- G. W. Washa and K. F. Wendt, “Fifty year properties of concrete,” American Concrete Institute, vol. 72, no. 1, pp. 20–28, 1975.
- China Engineering Construction Standardization Association, CECS 03: 2007 Technical Specification for Testing Concrete Strength with Drilled Core, China Building Industry Press, Beijing, China, 2007.
- European Committee for Standardization, Concrete-Part 1: Specification, Performance, Production and Conformity, European Committee, 2006.
- Ministry of Housing and Urban-Rural Development of the People's Republic of China, GB 50010-2010 Code for Design of Concrete Structures, China Building Industry Press, Beijing, China, 2010.
- P. C. Aitcin, S. L. Sarkar, and P. Laplante, “Long-term characteristics of a very high strength concrete,” Concrete International, vol. 12, no. 1, pp. 40–44, 1990.
- Z. P. Bazant, M. T. Kazemi, T. Hasegawa, and J. Mazars, “Size effect in Brazilian split-cylinder tests. Measurements and fracture analysis,” ACI Materials Journal, vol. 88, no. 3, pp. 325–332, 1991.
- K. Duan, X. Hu, and F. H. Wittmann, “Scaling of quasi-brittle fracture: Boundary and size effect,” Mechanics of Materials, vol. 38, no. 1-2, pp. 128–141, 2006.
- C. Rocco, G. V. Guinea, J. Planas, and M. Elices, “Size effect and boundary conditions in the Brazilian test: experimental verification,” Materials and Structures, vol. 32, no. 217, pp. 210–217, 1999.

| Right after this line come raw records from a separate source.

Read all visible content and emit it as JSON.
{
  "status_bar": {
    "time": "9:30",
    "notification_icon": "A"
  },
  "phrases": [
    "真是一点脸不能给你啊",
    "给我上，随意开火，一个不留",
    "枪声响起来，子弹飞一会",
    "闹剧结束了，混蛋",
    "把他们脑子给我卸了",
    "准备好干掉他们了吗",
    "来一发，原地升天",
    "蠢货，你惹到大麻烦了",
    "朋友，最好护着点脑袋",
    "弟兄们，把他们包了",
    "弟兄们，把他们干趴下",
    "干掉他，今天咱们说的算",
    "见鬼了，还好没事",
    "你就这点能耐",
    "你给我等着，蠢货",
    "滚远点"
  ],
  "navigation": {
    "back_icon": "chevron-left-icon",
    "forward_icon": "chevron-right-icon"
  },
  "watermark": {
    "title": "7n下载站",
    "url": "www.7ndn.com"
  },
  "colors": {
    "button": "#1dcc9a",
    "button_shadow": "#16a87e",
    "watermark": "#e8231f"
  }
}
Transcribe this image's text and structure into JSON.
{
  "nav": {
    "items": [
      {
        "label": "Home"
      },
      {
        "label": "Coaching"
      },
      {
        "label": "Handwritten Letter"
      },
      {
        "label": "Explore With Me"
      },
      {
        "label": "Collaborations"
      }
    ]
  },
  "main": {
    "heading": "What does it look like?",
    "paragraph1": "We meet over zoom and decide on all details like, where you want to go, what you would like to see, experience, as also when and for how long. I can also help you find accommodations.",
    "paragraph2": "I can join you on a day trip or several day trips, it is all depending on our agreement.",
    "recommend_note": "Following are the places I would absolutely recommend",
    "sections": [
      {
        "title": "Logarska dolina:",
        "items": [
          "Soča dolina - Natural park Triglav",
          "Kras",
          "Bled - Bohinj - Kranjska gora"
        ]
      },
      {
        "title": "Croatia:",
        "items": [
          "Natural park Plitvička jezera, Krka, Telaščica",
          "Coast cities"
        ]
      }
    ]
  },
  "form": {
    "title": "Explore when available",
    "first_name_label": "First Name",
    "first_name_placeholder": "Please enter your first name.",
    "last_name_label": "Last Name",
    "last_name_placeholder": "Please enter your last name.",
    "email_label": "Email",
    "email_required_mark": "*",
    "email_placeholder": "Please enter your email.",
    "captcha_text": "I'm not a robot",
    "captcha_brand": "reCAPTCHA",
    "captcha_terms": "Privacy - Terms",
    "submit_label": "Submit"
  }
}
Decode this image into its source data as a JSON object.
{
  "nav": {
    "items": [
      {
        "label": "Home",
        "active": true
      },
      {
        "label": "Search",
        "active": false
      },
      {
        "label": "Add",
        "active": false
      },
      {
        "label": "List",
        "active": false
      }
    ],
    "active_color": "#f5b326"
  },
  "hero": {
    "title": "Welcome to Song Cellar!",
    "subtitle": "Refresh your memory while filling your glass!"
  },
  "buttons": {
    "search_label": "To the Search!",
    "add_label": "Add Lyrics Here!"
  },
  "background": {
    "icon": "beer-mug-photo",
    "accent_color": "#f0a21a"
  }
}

- C. Rocco, G. V. Guinea, J. Planas, and M. Elices, “Size effect and boundary conditions in the brazilian test: theoretical analysis,” Materials Structures, vol. 32, pp. 437–444, 1999.
- V. Kadleček, S. Modrý, and V. Kadleček, “Size effect of test specimens on tensile splitting strength of concrete: general relation,” Materials and Structures, vol. 35, no. 1, pp. 28–34, 2002.
- Z. Guo, Theory of Reinforced Concrete, Tsinghua University Press, Beijing, China, 2013.
- International Federation for Structural Concrete (FIB), FIB056-Model Code 2010, Concrete Structures, DCC Document Competence Center Siegmar Kästl e.K., Germany, Lausanne, Switzerland, 2010.
- ACI committee 318-14, Building Code Requirements for Structural Concrete, American Concrete Institute, Farmington Hills, Mich, USA, 2014.
- Y. Wang, X. Hu, L. Liang, and W. Zhu, “Determination of tensile strength and fracture toughness of concrete using notched 3-p-b specimens,” Engineering Fracture Mechanics, vol. 160, pp. 67–77, 2016.
- J. Guan, X. Hu, and Q. Li, “In-depth analysis of notched 3-p-b concrete fracture,” Engineering Fracture Mechanics, vol. 165, pp. 57–71, 2016.
- D. Niu, “Changing models of concrete strength along with time in marine environment,” Journal of Xi'an University of Architecture and Technology, vol. 27, no. 03, pp. 49–52, 1995.
- Q. Zhao, Y. Yong, and G. Sen, “Reliability estimation of in-service tunnel shield capacity,” in Proceedings of the International Conference on Pipelines and Trenchless Technology 2009, ICPTT 2009: Advances and Experiences with Pipelines and Trenchless Technology for Water, Sewer, Gas, and Oil Applications, pp. 1783–1792, Shanghai, China, 2009.
Copyright © 2017 Weilai Yao et al. This is an open access article distributed under the Creative Commons Attribution License, which permits unrestricted use, distribution, and reproduction in any medium, provided the original work is properly cited.